Hello again! This is Amy Broussard, and this is my third and final update on the archaeological study that was the focus of my internship at NCPTT. The project incorporated metal detecting in an archaeological investigation of a colonial homestead near Natchitoches, Louisiana. My previous posts gave background information and explained the field methods we employed – now we’ll talk about what we found at the site.
As I briefly mentioned before, the most plentiful items collected were bullet casings and both modern and historic nails. Other metal artifacts included a couple of Civil War-era lead bullets and a hammer from a cap-lock firearm. Even though we placed our shovel tests at pin-pointed locations where metal was targeted, we also unearthed various other types of artifacts including historic glass, brick fragments, and ceramic sherds. After the artifacts were cleaned in the lab at NCPTT, they were bagged along with tags that record exactly where they were collected in the field. The objects were counted, weighed, and tabulated in spreadsheets.
Archaeologists pay special attention to historic ceramics because chronologically-sensitive, stylistic shifts in ceramic glaze and decorative techniques can be indicative of a certain time frame, when a certain type was being manufactured and commonly used. In the 1980’s, previous studies at the site yielded fragments of Native American pottery, ceramics imported from France, and ceramics produced in Mexico. While we did not find any samples that were definitively Mexican-produced, we did collect a few different types that seem to be varieties that were brought from France to Louisiana in the eighteenth century.
In summary, we worked a total of 24 days in the field and dug a total of 254 shovel tests. The fieldwork conducted by Commonwealth Associated Inc. in 1981 resulted in over 300 ceramic pieces collected, but fewer than 12 nails. Our collection resulted in far less ceramic – only 38 fragments – but we collected 136 nails.
These discrepancies may be explained by several factors at play. Obviously, our collection had a severe “metal bias” due to the use of a metal detector. Also, the site had been previously collected – officially and unofficially – multiple times over the years. White pieces of ceramic on the ground surface are usually very visible, so they’re one of the first things people pick up at a historic site. There was one large pre-existing “pot hole” at the site, about 3-4 feet in diameter, which one previous report attributed to “treasure hunters.”
Finally, in addition to historic metal artifacts, we also found around 40 casings from rifle and handgun bullets, and shotgun shells, as well as modern litter on the surface, like beer bottles and aluminum cans. There seemed to be much evidence of modern visitors, who may have taken some souvenirs home with them.
Nevertheless, the few ceramics that we did collect fit in nicely with the estimated date range of the site’s occupation, which is the early colonial period, ca. 1760 – 1820. The use of a metal detector enhanced the earlier data by revealing the heavy concentration of metal artifacts that was previously not represented.
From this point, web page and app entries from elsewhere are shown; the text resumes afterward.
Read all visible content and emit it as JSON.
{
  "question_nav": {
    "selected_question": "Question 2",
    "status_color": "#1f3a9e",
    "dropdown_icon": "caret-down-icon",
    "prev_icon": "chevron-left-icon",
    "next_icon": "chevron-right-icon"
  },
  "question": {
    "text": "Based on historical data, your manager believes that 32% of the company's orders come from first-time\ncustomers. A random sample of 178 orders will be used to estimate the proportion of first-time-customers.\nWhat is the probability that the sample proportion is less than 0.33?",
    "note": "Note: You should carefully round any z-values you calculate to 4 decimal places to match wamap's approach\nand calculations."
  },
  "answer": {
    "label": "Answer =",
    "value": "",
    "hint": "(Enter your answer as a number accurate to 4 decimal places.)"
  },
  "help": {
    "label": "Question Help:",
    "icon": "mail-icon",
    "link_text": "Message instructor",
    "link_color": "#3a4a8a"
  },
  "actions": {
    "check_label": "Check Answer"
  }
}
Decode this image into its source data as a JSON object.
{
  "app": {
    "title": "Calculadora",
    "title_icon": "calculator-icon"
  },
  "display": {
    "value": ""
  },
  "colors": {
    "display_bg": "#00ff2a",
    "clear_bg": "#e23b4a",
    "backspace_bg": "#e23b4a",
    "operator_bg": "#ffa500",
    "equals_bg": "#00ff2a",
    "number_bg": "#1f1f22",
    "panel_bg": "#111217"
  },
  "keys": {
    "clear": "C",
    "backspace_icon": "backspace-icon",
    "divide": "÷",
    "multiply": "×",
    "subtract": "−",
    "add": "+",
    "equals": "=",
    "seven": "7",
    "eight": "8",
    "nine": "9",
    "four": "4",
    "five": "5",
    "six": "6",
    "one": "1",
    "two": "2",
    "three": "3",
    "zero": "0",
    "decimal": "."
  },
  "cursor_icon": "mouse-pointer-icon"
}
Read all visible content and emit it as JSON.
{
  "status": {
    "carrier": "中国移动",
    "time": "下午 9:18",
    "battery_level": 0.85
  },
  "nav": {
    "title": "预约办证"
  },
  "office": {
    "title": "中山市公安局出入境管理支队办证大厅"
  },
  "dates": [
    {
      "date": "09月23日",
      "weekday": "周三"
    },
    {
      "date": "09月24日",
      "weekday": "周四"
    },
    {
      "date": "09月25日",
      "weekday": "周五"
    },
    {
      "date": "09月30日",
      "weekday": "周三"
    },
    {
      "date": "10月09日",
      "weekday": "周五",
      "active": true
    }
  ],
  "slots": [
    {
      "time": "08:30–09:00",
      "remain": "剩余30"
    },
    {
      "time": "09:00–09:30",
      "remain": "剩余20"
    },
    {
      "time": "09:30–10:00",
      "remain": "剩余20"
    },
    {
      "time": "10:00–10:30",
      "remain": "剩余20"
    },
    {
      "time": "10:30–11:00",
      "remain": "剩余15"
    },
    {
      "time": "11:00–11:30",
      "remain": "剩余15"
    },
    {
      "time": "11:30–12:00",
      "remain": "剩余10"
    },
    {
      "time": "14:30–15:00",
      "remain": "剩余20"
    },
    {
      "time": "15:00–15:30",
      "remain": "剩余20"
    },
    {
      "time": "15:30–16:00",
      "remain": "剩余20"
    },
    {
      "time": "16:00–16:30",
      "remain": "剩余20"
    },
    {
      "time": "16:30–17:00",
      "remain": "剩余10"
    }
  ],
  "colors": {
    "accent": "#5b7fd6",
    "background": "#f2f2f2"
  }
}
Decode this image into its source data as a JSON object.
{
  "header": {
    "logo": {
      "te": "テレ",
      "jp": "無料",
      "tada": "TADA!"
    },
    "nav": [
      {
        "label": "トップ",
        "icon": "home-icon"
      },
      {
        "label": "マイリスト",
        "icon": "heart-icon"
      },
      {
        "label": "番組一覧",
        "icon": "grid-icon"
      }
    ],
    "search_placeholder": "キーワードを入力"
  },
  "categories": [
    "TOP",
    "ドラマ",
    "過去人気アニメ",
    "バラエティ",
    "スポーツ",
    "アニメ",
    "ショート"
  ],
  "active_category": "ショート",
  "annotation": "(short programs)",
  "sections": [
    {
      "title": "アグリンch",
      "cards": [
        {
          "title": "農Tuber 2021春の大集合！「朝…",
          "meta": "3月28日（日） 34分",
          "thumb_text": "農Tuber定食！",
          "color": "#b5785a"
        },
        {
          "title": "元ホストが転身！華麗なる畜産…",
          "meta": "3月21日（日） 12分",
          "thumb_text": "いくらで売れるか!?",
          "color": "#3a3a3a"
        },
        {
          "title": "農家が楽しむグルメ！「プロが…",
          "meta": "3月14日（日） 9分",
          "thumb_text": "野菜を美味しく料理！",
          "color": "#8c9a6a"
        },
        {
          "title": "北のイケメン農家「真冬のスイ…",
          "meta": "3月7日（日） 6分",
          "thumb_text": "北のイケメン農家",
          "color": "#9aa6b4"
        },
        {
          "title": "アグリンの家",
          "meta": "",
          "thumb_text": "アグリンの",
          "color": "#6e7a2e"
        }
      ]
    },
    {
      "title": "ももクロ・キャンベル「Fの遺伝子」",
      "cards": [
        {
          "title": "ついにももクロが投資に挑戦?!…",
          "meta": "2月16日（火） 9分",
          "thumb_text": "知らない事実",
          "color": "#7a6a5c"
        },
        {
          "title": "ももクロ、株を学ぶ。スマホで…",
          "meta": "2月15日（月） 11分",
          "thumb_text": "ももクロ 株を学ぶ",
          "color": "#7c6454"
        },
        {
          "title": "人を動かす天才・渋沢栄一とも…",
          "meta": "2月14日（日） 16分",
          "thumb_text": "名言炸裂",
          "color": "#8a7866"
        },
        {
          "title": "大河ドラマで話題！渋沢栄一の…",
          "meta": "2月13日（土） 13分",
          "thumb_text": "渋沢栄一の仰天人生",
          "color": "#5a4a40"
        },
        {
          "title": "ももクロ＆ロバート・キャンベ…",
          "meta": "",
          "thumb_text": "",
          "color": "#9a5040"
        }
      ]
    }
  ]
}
The multitude of historic nails and spikes that we collected would definitely benefit from further in-depth analysis… but that undertaking could be a separate study within itself, which would take many more months than the duration of my temporary internship.
For now, we will update the site record form for Division of Archaeology’s database, and probably submit an article to the Louisiana Archaeological Society. The complete report is a work in progress (70 pages and counting). It has been a great experience interning at NCPTT and and I’d highly recommend it to anyone pursuing a career in archaeology / cultural resource management!